Record Arts

Tuesday, September 23, 1997

Samuel Beckett's Company comes to Williams DownStage

by Lawrence Graver

In his early seventies, Samuel Beckett composed an enigmatic, hauntingly beautiful prose text, "Company," in which an old man lying on his back alone in the dark is spoken to by a ghostly, unrelenting voice he can neither verify nor name. At times speaking in the third person, the voice describes the figure's tormented confinement in the present; at other moments, using second person, he narrates striking scenes from the old man's boyhood and adolescence (a past very much like Beckett's own). Also acknowledged is a first person voice that remains significantly absent - the pronoun which the old man desperately wishes to use, but can't.

The third person voice is refined and subtle, almost fanatical in his delineations of the old man's constricted physical situation and ongoing mental processes - what he calls "unformulable gropings of the mind. Unstillable." But he is also a master of the comedy inherent in the scrupulous discrimination of baffled perceptions. "Confusion too is company," he says, "up to a point." Unlike the astringent perceptions of the third person voice, the vignettes of the past offered in the second person are more like those by a fine lyric poet with exquisite powers of observation - a kind of muted Wordsworth, some of whose meditative descriptions of the past mix yearning and reverence with a powerful apprehension of unease and mystery. In these crystalline scenes, the voice describes the boy's birth, his walking with his mother, jumping from a tree, joining his father at a bathing place, inadvertently killing a hedgehog he meant to rescue, and sitting in a summer house waiting to meet a woman he has made pregnant and will never marry. As this perplexing yet intensely gripping narrative proceeds, it becomes apparent that the voice (in its different grammatical forms and tonalities) has been devised by the listener for company: "the fable of one fabling of one with you in the dark." Thus the story evolves into a drama that is clearly taking place inside the old man's head, a struggle about the voice-tormented fabulist's need and obligation to imagine, as well as his anguished awareness of waning powers and an inability to connect to the past. And yet he never stops "devising it all for company." Marvelously (as Beckett put it in another late text): "Imagination at wit's end spreads it sad wings."

On Thursday, Friday and Saturday last week, the renowned New York theater group Mabou Mines brought Beckett's densely concentrated interior text to startling physical life on the Adam Memorial Theatre's Downstage. Set in front of three huge, chalk white satellite dishes (an indelible image of the inside of the old man's skull), a figure in a ragged greatcoat - sitting, standing, walking, crawling, endlessly talking - embodied Beckett's character and spoke voice's words. Frederick Neumann was the man and the voice, conveying the sumptuous grimness of the written text and the suffering, weird humor indomitability depicted in it. Honora Fergusson appeared briefly in a spectral evocation of the woman in the summer house.

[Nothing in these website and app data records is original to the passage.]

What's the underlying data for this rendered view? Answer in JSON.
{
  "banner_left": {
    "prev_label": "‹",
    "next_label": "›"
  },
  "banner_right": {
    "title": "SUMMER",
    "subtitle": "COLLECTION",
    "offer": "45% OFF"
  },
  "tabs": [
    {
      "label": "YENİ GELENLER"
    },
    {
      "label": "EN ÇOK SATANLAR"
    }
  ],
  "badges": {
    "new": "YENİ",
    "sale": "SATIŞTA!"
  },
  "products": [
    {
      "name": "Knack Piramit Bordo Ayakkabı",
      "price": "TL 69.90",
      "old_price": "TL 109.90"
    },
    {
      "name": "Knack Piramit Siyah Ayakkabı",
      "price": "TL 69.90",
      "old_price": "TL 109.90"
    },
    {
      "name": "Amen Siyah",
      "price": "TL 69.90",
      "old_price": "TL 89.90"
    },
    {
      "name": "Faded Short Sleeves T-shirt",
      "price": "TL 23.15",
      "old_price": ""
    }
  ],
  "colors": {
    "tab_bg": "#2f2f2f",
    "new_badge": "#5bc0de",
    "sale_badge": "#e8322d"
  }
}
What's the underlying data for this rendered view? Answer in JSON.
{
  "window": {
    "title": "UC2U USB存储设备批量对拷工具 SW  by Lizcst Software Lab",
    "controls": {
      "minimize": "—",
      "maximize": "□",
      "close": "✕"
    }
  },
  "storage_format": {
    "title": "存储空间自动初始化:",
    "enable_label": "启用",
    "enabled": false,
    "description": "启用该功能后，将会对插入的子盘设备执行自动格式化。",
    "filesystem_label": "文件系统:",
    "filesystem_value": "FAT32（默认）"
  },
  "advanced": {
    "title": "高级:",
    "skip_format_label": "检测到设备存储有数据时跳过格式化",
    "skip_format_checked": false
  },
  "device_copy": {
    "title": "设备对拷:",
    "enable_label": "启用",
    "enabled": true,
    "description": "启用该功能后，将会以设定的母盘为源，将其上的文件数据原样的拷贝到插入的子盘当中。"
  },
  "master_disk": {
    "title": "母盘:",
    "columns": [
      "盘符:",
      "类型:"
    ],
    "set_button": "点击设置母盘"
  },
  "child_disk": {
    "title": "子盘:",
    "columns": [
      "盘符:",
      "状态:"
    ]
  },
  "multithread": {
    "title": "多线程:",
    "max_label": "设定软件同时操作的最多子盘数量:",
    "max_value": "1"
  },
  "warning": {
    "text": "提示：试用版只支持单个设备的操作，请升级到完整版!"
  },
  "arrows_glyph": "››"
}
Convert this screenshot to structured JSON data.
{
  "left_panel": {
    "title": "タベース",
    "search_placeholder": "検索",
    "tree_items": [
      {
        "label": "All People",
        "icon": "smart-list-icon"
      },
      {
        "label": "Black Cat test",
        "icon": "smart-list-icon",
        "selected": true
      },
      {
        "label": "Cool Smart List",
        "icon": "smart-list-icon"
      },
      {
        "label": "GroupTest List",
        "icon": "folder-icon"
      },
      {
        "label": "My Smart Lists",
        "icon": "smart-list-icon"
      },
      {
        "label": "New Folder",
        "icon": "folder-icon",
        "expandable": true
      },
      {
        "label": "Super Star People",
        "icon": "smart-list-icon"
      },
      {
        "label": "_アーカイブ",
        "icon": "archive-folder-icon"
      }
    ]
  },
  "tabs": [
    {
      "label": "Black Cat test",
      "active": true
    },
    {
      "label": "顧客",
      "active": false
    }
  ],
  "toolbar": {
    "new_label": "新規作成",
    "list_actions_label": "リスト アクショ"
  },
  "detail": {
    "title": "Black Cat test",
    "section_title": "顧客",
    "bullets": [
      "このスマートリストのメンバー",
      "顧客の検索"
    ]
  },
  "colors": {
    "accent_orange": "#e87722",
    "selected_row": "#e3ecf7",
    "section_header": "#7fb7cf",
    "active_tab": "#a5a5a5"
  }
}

Part of the power of Neumann's performance came from his ability to convey both the earthiness and the philosophical implications of Beckett's text. At the heart of "Company" is a heartbreaking sense of sorrow and self-incrimination: sorrow and self-incrimination at the inability of the old man to imagine the figures of the past (mother, father, lover) except as they appear so dimly to the needful self in the present (and in the past); and sorrow and self-incrimination at the failure ever to locate that longed-for first person voice - the idealized voice of subjective selfhood that Beckett had always searched for, while always admitting it to be an illusion.

Brilliantly supporting Neumann's performance were the lighting design and scene painting of the Williams Theater Department's Sabrina Hamilton, who had earlier helped shape the Mabou Mines' staging in New York. Using the grand satellite dishes to reflect light and amplify sound, Hamilton gave Neumann's vocal rendering an increasingly affecting resonance. Through her lighting and use of sound, Neumann's monologue and physical actions on stage in front of us were being vividly mirrored and heard inside the old man's skull and in ours. Original music written for the production by Philip Glass (an ethereal quartet) was also used at interstices in the text to intensify the mood and to give the audience a chance to pause before it returned to respond to the amazing effects of Beckett's words, Neumann's acting and Hamilton's light and sound.


to Samuel Beckett Resources